George Osborne and the economy: Top of the pops is George Osborne with an article in The Sunday Telegraph in which he defends the Coalition's economic record - arguing quite accurately that alongside Germany and the USA, Britain has become one of the world's safe havens for investors - but that all of this is endangered by continuing turmoil and dither in the €urozone.
Michael Gove and the curriculum: Next up is Michael Gove promising a return to basics in education. In advance of his unveiling of a new curriculum for English primary schools we learn that the Education Secretary wants more teaching of foreign languages, lists of words that children should be able to spell and also detailed requirements for maths and science. At the same time that he is giving schools more freedom to choose how they are run he appears to want more control over what those same schools achieve. Freedom of means but not of ends. The BBC and Sunday Times (£) have more.
Theresa May and foreign criminals: Third in this morning's chart we have Home Secretary Theresa May (who'll be on the Andrew Marr show) who is issuing new guidance to ensure faster, simpler deportation of foreign prisoners. Mrs May is determined that courts should not be able to interpret the right to a family life in a way that it trumps other objectives including fighting crime, protecting national security and safeguarding the rights of others.

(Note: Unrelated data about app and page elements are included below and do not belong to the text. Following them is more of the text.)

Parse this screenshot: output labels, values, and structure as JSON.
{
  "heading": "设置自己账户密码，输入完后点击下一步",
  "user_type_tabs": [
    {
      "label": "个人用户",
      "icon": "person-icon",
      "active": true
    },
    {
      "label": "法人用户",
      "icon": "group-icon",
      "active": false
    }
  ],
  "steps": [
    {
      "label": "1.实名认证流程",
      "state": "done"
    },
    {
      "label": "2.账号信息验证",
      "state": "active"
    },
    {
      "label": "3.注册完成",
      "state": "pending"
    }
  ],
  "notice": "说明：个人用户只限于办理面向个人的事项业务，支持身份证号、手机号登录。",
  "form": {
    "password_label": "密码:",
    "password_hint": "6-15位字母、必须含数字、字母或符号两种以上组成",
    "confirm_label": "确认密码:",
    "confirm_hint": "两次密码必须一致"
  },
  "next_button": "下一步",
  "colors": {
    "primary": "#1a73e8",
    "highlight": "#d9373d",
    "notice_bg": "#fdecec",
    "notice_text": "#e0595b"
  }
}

A motion in the House of Commons will be debated tomorrow in the first attempt to encourage courts to take a different view in deportation hearings.
Theresa May and immigration: The Home Secretary is also a new entry at number four in my initiatives chart. She will unveil new rules to stop sham marriages and make it harder for spouses of migrant workers to settle in the UK. Her measures, according to The Sunday Times (£) include a new minimum salary of £18,600 to bring in a non-EU foreign spouse, rising to £27,200 for three children and also an extension of the probationary period for a non-EU spouse from two years to five.
Eric Pickles and problem families: Finally, in at number five, is Eric Pickles. On the eve of unveiling his long-awaited troubled families initiative he previews his ambitions in an interview with the Independent on Sunday. As part of a £450 million payment-by-results scheme "councils will receive £3,900 for achieving at least 85% attendance in schools among these families, a 60% reduction in anti-social behaviour and a cut of a third in youth offending." The newspaper concludes: "Getting one adult in the family off benefits and into work for three months would net the council £4,000." See more on the local government blog from Harry Phibbs.
The Government will ultimately be judged on its economic achievements, its overall reputation for competence and its sense of mission. The public take a sceptical view of announcements but today is further proof that the Government still has a lot of forward momentum.